Data excerpts
────────

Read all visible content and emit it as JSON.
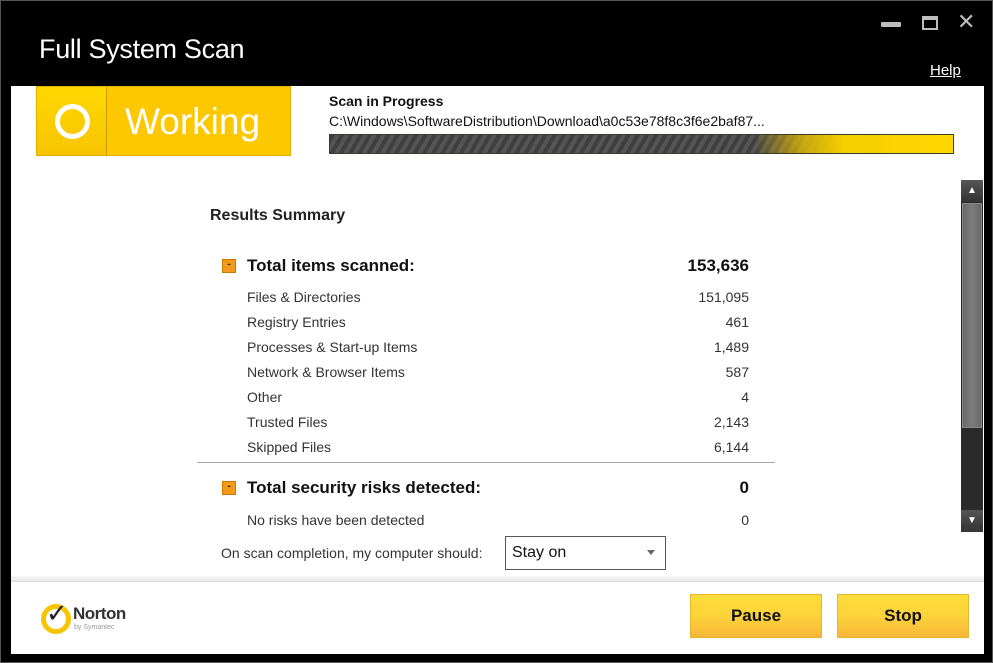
{
  "window": {
    "title": "Full System Scan",
    "help_label": "Help",
    "controls": {
      "minimize": "minimize",
      "maximize": "maximize",
      "close": "✕"
    }
  },
  "status": {
    "label": "Working",
    "icon": "ring-icon",
    "color": "#fdc800"
  },
  "scan": {
    "title": "Scan in Progress",
    "current_path": "C:\\Windows\\SoftwareDistribution\\Download\\a0c53e78f8c3f6e2baf87...",
    "progress_state": "indeterminate"
  },
  "results": {
    "title": "Results Summary",
    "total_scanned": {
      "label": "Total items scanned:",
      "value": "153,636",
      "rows": [
        {
          "label": "Files & Directories",
          "value": "151,095"
        },
        {
          "label": "Registry Entries",
          "value": "461"
        },
        {
          "label": "Processes & Start-up Items",
          "value": "1,489"
        },
        {
          "label": "Network & Browser Items",
          "value": "587"
        },
        {
          "label": "Other",
          "value": "4"
        },
        {
          "label": "Trusted Files",
          "value": "2,143"
        },
        {
          "label": "Skipped Files",
          "value": "6,144"
        }
      ]
    },
    "total_risks": {
      "label": "Total security risks detected:",
      "value": "0",
      "rows": [
        {
          "label": "No risks have been detected",
          "value": "0"
        }
      ]
    },
    "collapse_symbol": "-"
  },
  "completion": {
    "label": "On scan completion, my computer should:",
    "selected": "Stay on"
  },
  "footer": {
    "brand": "Norton",
    "brand_sub": "by Symantec",
    "pause_label": "Pause",
    "stop_label": "Stop"
  },
  "scrollbar": {
    "up_glyph": "▲",
    "down_glyph": "▼"
  }
}
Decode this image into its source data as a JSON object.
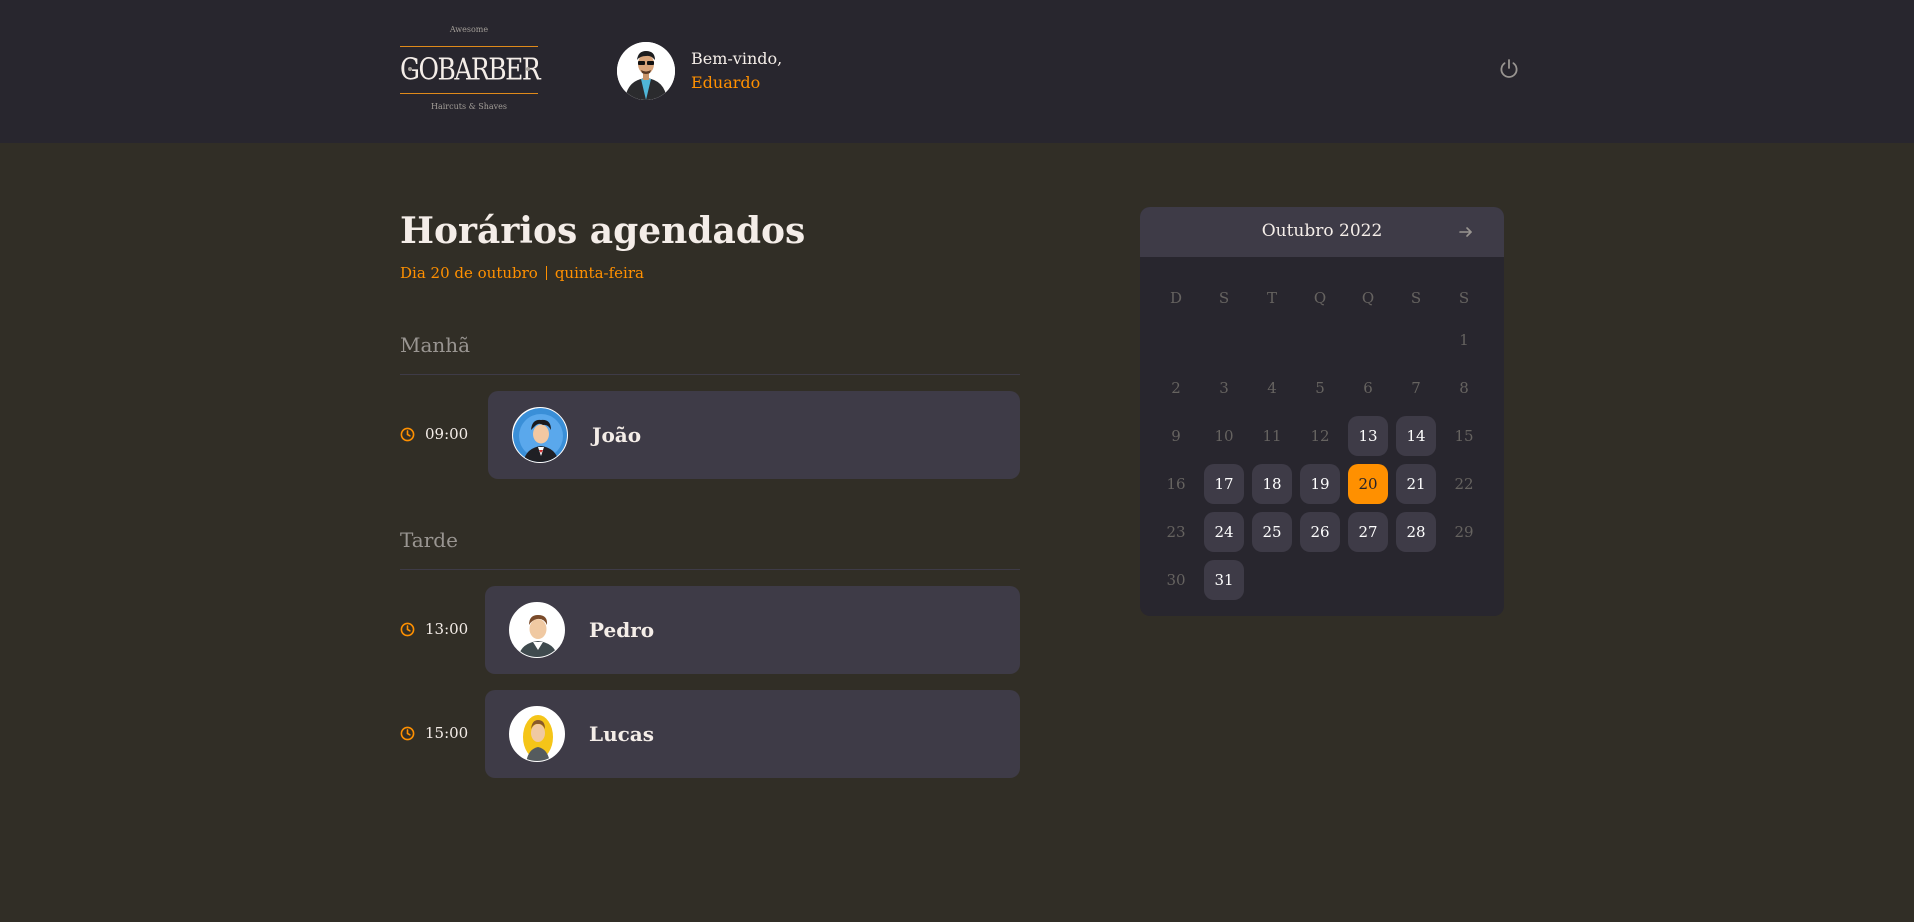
{
  "header": {
    "logo": {
      "top": "Awesome",
      "name": "GOBARBER",
      "bottom": "Haircuts & Shaves"
    },
    "welcome": "Bem-vindo,",
    "user_name": "Eduardo",
    "logout_icon": "power-icon"
  },
  "schedule": {
    "title": "Horários agendados",
    "date": "Dia 20 de outubro",
    "weekday": "quinta-feira",
    "morning": {
      "title": "Manhã",
      "appointments": [
        {
          "time": "09:00",
          "name": "João"
        }
      ]
    },
    "afternoon": {
      "title": "Tarde",
      "appointments": [
        {
          "time": "13:00",
          "name": "Pedro"
        },
        {
          "time": "15:00",
          "name": "Lucas"
        }
      ]
    }
  },
  "calendar": {
    "month": "Outubro 2022",
    "weekdays": [
      "D",
      "S",
      "T",
      "Q",
      "Q",
      "S",
      "S"
    ],
    "first_weekday": 6,
    "days_in_month": 31,
    "available_days": [
      13,
      14,
      17,
      18,
      19,
      20,
      21,
      24,
      25,
      26,
      27,
      28,
      31
    ],
    "selected_day": 20
  },
  "colors": {
    "accent": "#ff9000",
    "header_bg": "#28262e",
    "page_bg": "#312e26",
    "card_bg": "#3e3b47"
  }
}
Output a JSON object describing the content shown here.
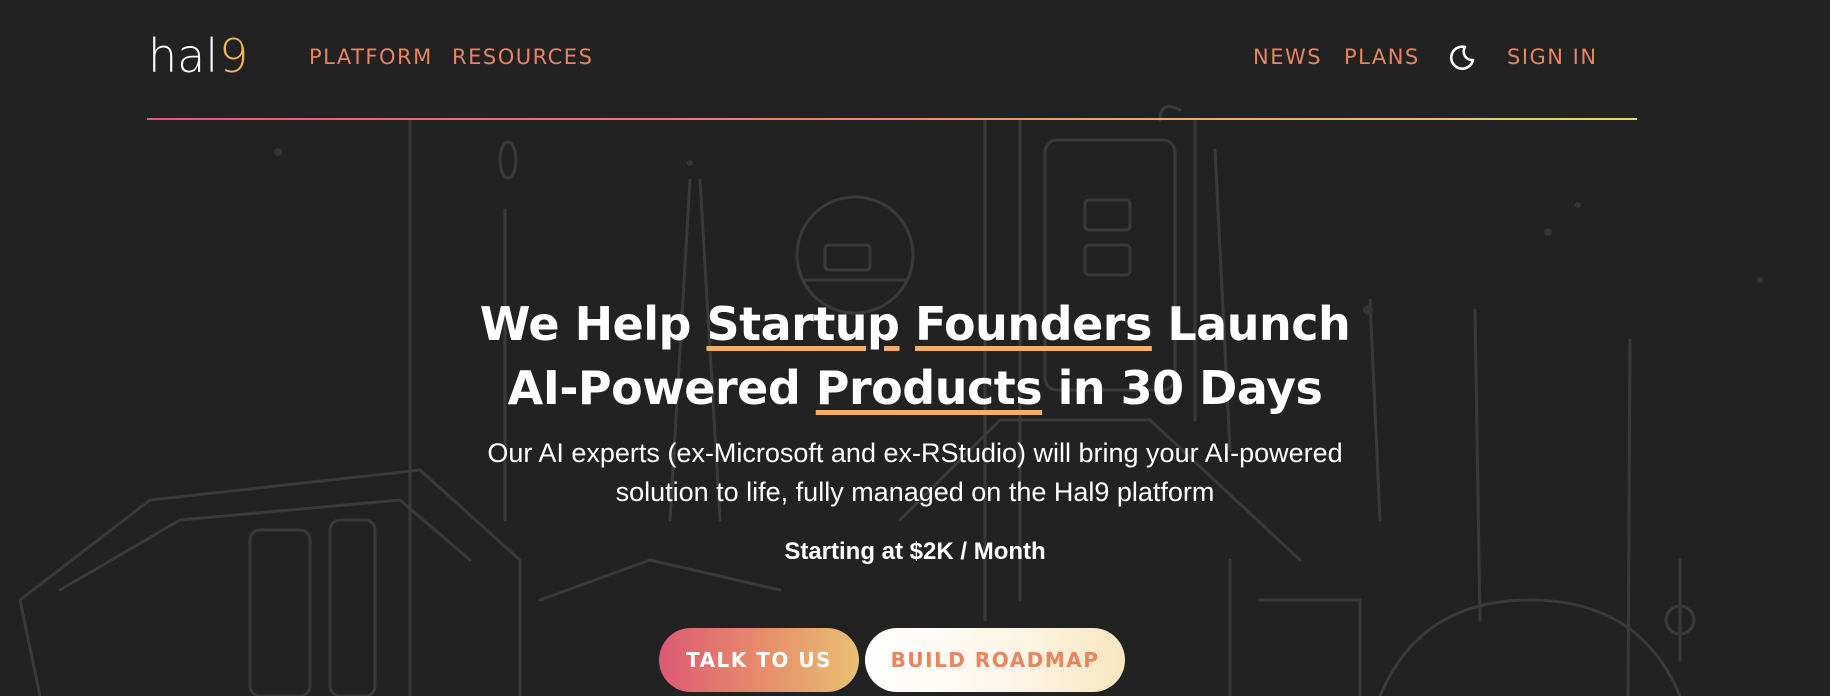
{
  "brand": {
    "name_main": "hal",
    "name_accent": "9"
  },
  "nav": {
    "left": [
      {
        "label": "PLATFORM"
      },
      {
        "label": "RESOURCES"
      }
    ],
    "right": [
      {
        "label": "NEWS"
      },
      {
        "label": "PLANS"
      }
    ],
    "theme_icon": "moon-icon",
    "sign_in": "SIGN IN"
  },
  "hero": {
    "line1": {
      "a": "We Help ",
      "b": "Startup",
      "c": " ",
      "d": "Founders",
      "e": " Launch"
    },
    "line2": {
      "a": "AI-Powered ",
      "b": "Products",
      "c": " in 30 Days"
    },
    "subtitle_1": "Our AI experts (ex-Microsoft and ex-RStudio) will bring your AI-powered",
    "subtitle_2": "solution to life, fully managed on the Hal9 platform",
    "pricing": "Starting at $2K / Month"
  },
  "cta": {
    "primary": "TALK TO US",
    "secondary": "BUILD ROADMAP"
  },
  "colors": {
    "accent": "#e8845e",
    "underline": "#f2b06a",
    "logo_accent": "#f2b65c",
    "background": "#222222"
  }
}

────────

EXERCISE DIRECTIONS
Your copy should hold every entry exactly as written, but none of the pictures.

TASK RESPONSE
Read all visible content and emit it as JSON.
{
  "window": {
    "title": "Full System Scan",
    "help_label": "Help",
    "controls": {
      "minimize": "minimize",
      "maximize": "maximize",
      "close": "✕"
    }
  },
  "status": {
    "label": "Working",
    "icon": "ring-icon",
    "color": "#fdc800"
  },
  "scan": {
    "title": "Scan in Progress",
    "current_path": "C:\\Windows\\SoftwareDistribution\\Download\\a0c53e78f8c3f6e2baf87...",
    "progress_state": "indeterminate"
  },
  "results": {
    "title": "Results Summary",
    "total_scanned": {
      "label": "Total items scanned:",
      "value": "153,636",
      "rows": [
        {
          "label": "Files & Directories",
          "value": "151,095"
        },
        {
          "label": "Registry Entries",
          "value": "461"
        },
        {
          "label": "Processes & Start-up Items",
          "value": "1,489"
        },
        {
          "label": "Network & Browser Items",
          "value": "587"
        },
        {
          "label": "Other",
          "value": "4"
        },
        {
          "label": "Trusted Files",
          "value": "2,143"
        },
        {
          "label": "Skipped Files",
          "value": "6,144"
        }
      ]
    },
    "total_risks": {
      "label": "Total security risks detected:",
      "value": "0",
      "rows": [
        {
          "label": "No risks have been detected",
          "value": "0"
        }
      ]
    },
    "collapse_symbol": "-"
  },
  "completion": {
    "label": "On scan completion, my computer should:",
    "selected": "Stay on"
  },
  "footer": {
    "brand": "Norton",
    "brand_sub": "by Symantec",
    "pause_label": "Pause",
    "stop_label": "Stop"
  },
  "scrollbar": {
    "up_glyph": "▲",
    "down_glyph": "▼"
  }
}
Decode this image into its source data as a JSON object.
{
  "header": {
    "logo": {
      "top": "Awesome",
      "name": "GOBARBER",
      "bottom": "Haircuts & Shaves"
    },
    "welcome": "Bem-vindo,",
    "user_name": "Eduardo",
    "logout_icon": "power-icon"
  },
  "schedule": {
    "title": "Horários agendados",
    "date": "Dia 20 de outubro",
    "weekday": "quinta-feira",
    "morning": {
      "title": "Manhã",
      "appointments": [
        {
          "time": "09:00",
          "name": "João"
        }
      ]
    },
    "afternoon": {
      "title": "Tarde",
      "appointments": [
        {
          "time": "13:00",
          "name": "Pedro"
        },
        {
          "time": "15:00",
          "name": "Lucas"
        }
      ]
    }
  },
  "calendar": {
    "month": "Outubro 2022",
    "weekdays": [
      "D",
      "S",
      "T",
      "Q",
      "Q",
      "S",
      "S"
    ],
    "first_weekday": 6,
    "days_in_month": 31,
    "available_days": [
      13,
      14,
      17,
      18,
      19,
      20,
      21,
      24,
      25,
      26,
      27,
      28,
      31
    ],
    "selected_day": 20
  },
  "colors": {
    "accent": "#ff9000",
    "header_bg": "#28262e",
    "page_bg": "#312e26",
    "card_bg": "#3e3b47"
  }
}
Output a JSON object describing the content shown here.
{
  "brand": {
    "name_main": "hal",
    "name_accent": "9"
  },
  "nav": {
    "left": [
      {
        "label": "PLATFORM"
      },
      {
        "label": "RESOURCES"
      }
    ],
    "right": [
      {
        "label": "NEWS"
      },
      {
        "label": "PLANS"
      }
    ],
    "theme_icon": "moon-icon",
    "sign_in": "SIGN IN"
  },
  "hero": {
    "line1": {
      "a": "We Help ",
      "b": "Startup",
      "c": " ",
      "d": "Founders",
      "e": " Launch"
    },
    "line2": {
      "a": "AI-Powered ",
      "b": "Products",
      "c": " in 30 Days"
    },
    "subtitle_1": "Our AI experts (ex-Microsoft and ex-RStudio) will bring your AI-powered",
    "subtitle_2": "solution to life, fully managed on the Hal9 platform",
    "pricing": "Starting at $2K / Month"
  },
  "cta": {
    "primary": "TALK TO US",
    "secondary": "BUILD ROADMAP"
  },
  "colors": {
    "accent": "#e8845e",
    "underline": "#f2b06a",
    "logo_accent": "#f2b65c",
    "background": "#222222"
  }
}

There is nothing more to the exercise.